RE David Crummack’s letter ‘Country ways handed down through centuries’, August 3.
His point isn’t instantly obvious, but I will assume that he is saying, “will everyone leave us alone to kill whatever it is we enjoy killing”.
He gave two examples of birds whose numbers have been decimated, allegedly by foxes and badgers.
The truth, however, is not as simple as some country folk.
In 1999, a study by The British Trust for Ornithology and the RSPB, concluded that farming changes were largely to blame for a decline in lapwing numbers, especially the switch from spring to autumn sowing, which restricts nest sites, and the loss of grassland and increased pesticide use, which limited food availability.
Another survey, by the RSPB, this time of curlew numbers, again put most of the blame on agricultural intensification and moorland however, claim that fox control could also help.

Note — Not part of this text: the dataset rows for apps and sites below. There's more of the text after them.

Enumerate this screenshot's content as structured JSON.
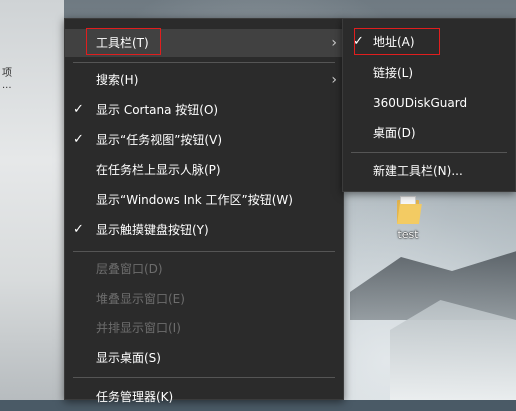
{
  "desktop": {
    "left_fragments": [
      "项",
      "..."
    ],
    "icon_label": "test"
  },
  "context_menu": {
    "items": [
      {
        "label": "工具栏(T)",
        "checked": false,
        "disabled": false,
        "submenu": true,
        "highlighted": true,
        "boxed": true
      },
      {
        "label": "搜索(H)",
        "checked": false,
        "disabled": false,
        "submenu": true
      },
      {
        "label": "显示 Cortana 按钮(O)",
        "checked": true,
        "disabled": false,
        "submenu": false
      },
      {
        "label": "显示“任务视图”按钮(V)",
        "checked": true,
        "disabled": false,
        "submenu": false
      },
      {
        "label": "在任务栏上显示人脉(P)",
        "checked": false,
        "disabled": false,
        "submenu": false
      },
      {
        "label": "显示“Windows Ink 工作区”按钮(W)",
        "checked": false,
        "disabled": false,
        "submenu": false
      },
      {
        "label": "显示触摸键盘按钮(Y)",
        "checked": true,
        "disabled": false,
        "submenu": false
      },
      {
        "label": "层叠窗口(D)",
        "checked": false,
        "disabled": true,
        "submenu": false
      },
      {
        "label": "堆叠显示窗口(E)",
        "checked": false,
        "disabled": true,
        "submenu": false
      },
      {
        "label": "并排显示窗口(I)",
        "checked": false,
        "disabled": true,
        "submenu": false
      },
      {
        "label": "显示桌面(S)",
        "checked": false,
        "disabled": false,
        "submenu": false
      },
      {
        "label": "任务管理器(K)",
        "checked": false,
        "disabled": false,
        "submenu": false
      }
    ]
  },
  "toolbar_submenu": {
    "items": [
      {
        "label": "地址(A)",
        "checked": true,
        "boxed": true
      },
      {
        "label": "链接(L)",
        "checked": false
      },
      {
        "label": "360UDiskGuard",
        "checked": false
      },
      {
        "label": "桌面(D)",
        "checked": false
      },
      {
        "label": "新建工具栏(N)...",
        "checked": false
      }
    ]
  },
  "icons": {
    "check": "checkmark-icon",
    "arrow": "chevron-right-icon",
    "folder": "folder-icon"
  },
  "colors": {
    "menu_bg": "#2b2b2b",
    "menu_hover": "#414141",
    "disabled_text": "#6d6d6d",
    "annotation_red": "#e01e1e"
  }
}
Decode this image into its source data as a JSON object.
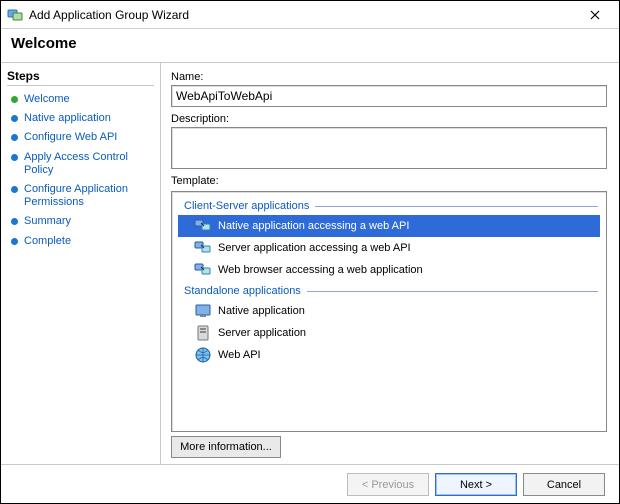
{
  "window": {
    "title": "Add Application Group Wizard"
  },
  "header": {
    "title": "Welcome"
  },
  "sidebar": {
    "title": "Steps",
    "items": [
      {
        "label": "Welcome",
        "current": true
      },
      {
        "label": "Native application",
        "current": false
      },
      {
        "label": "Configure Web API",
        "current": false
      },
      {
        "label": "Apply Access Control Policy",
        "current": false
      },
      {
        "label": "Configure Application Permissions",
        "current": false
      },
      {
        "label": "Summary",
        "current": false
      },
      {
        "label": "Complete",
        "current": false
      }
    ]
  },
  "form": {
    "name_label": "Name:",
    "name_value": "WebApiToWebApi",
    "description_label": "Description:",
    "description_value": "",
    "template_label": "Template:",
    "groups": [
      {
        "title": "Client-Server applications",
        "items": [
          {
            "label": "Native application accessing a web API",
            "icon": "native-webapi-icon",
            "selected": true
          },
          {
            "label": "Server application accessing a web API",
            "icon": "server-webapi-icon",
            "selected": false
          },
          {
            "label": "Web browser accessing a web application",
            "icon": "browser-webapp-icon",
            "selected": false
          }
        ]
      },
      {
        "title": "Standalone applications",
        "items": [
          {
            "label": "Native application",
            "icon": "native-app-icon",
            "selected": false
          },
          {
            "label": "Server application",
            "icon": "server-app-icon",
            "selected": false
          },
          {
            "label": "Web API",
            "icon": "web-api-icon",
            "selected": false
          }
        ]
      }
    ],
    "more_info_label": "More information..."
  },
  "footer": {
    "previous": "< Previous",
    "next": "Next >",
    "cancel": "Cancel"
  }
}
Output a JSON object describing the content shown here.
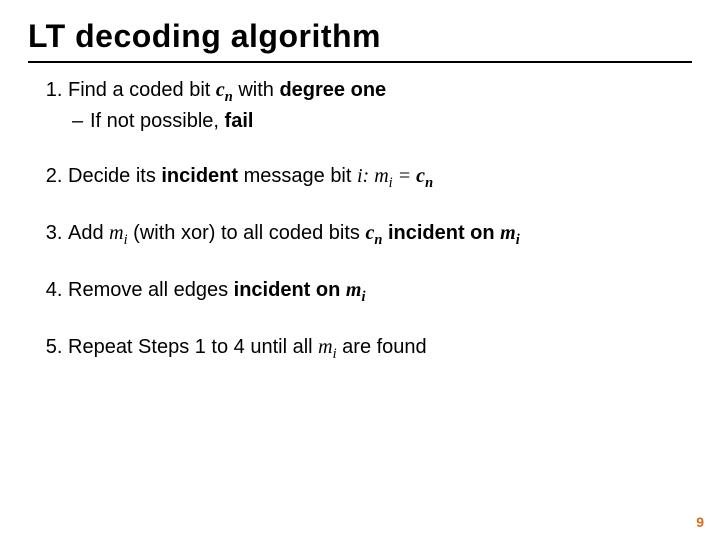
{
  "title": "LT  decoding algorithm",
  "items": {
    "s1a": "Find a coded bit ",
    "s1c": "c",
    "s1n": "n",
    "s1b": " with ",
    "s1deg": "degree one",
    "s1sub_dash": "–  ",
    "s1sub_a": "If not possible, ",
    "s1sub_fail": "fail",
    "s2a": "Decide its ",
    "s2inc": "incident",
    "s2b": " message bit ",
    "s2i": "i: m",
    "s2isub": "i",
    "s2eq": " = ",
    "s2c": "c",
    "s2n": "n",
    "s3a": "Add ",
    "s3m": "m",
    "s3i": "i",
    "s3b": " (with xor) to all coded bits ",
    "s3c": "c",
    "s3n": "n",
    "s3sp": " ",
    "s3inc": "incident on ",
    "s3m2": "m",
    "s3i2": "i",
    "s4a": "Remove all edges ",
    "s4inc": "incident on ",
    "s4m": "m",
    "s4i": "i",
    "s5a": "Repeat Steps 1 to 4 until all ",
    "s5m": "m",
    "s5i": "i",
    "s5b": " are found"
  },
  "page_number": "9",
  "colors": {
    "accent": "#d96c1e"
  }
}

However, before we condone the killing of foxes, or farmers, to protect curlews, we need to know why some people would like to artificially boost curlew numbers. For that, you only need to read a past edition of Wildfowling Magazine International in which a call was made to remove the curlews’ protected status to allow ‘a new generation of fowlers’ to ‘experience the magic of curlew shooting’.
Leave the likes of Mr Crummack to run the countryside – there isn’t a hope in hell of that happening I’m pleased to say.
Tommy Woodward, Pickering